• **Instructions for the task**
Show every line in the records below that contains the word "Mask".

(Dataset rows describing interfaces)
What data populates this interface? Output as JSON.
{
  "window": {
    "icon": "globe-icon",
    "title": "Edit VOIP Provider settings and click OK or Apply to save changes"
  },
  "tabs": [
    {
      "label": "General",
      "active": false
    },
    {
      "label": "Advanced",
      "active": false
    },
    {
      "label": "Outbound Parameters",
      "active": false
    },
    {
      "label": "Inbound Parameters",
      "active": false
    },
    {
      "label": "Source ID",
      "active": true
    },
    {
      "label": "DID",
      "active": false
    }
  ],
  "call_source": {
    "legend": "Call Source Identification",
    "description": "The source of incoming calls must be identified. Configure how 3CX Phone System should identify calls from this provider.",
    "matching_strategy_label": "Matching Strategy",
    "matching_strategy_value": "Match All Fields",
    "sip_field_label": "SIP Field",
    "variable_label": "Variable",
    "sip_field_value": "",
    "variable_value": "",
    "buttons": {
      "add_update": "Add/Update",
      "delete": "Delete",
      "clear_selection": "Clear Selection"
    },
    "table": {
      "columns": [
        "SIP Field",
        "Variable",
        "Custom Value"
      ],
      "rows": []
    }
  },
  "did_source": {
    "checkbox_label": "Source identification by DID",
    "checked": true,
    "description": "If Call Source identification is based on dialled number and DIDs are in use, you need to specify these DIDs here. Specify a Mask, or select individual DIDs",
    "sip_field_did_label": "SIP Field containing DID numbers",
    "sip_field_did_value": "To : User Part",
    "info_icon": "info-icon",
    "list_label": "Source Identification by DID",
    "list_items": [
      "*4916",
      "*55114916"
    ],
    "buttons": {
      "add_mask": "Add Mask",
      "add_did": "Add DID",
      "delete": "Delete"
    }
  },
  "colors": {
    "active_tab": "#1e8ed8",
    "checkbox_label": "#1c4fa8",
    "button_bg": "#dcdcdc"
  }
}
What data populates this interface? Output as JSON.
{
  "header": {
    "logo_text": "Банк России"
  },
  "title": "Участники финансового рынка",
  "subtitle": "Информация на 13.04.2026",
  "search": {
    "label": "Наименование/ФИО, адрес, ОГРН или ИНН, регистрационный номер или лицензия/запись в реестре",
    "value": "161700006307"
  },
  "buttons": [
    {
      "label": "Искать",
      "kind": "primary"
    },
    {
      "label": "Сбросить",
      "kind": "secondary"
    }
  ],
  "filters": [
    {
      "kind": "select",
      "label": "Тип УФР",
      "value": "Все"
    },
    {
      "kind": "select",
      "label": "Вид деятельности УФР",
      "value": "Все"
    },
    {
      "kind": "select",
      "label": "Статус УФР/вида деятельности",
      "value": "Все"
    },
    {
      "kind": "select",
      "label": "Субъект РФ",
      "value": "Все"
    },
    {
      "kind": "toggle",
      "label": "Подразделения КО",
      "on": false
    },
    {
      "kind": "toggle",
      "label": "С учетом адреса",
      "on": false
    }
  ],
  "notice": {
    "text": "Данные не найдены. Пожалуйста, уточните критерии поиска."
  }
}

• **Exercise solution**
    "description": "If Call Source identification is based on dialled number and DIDs are in use, you need to specify these DIDs here. Specify a Mask, or select individual DIDs",
      "add_mask": "Add Mask",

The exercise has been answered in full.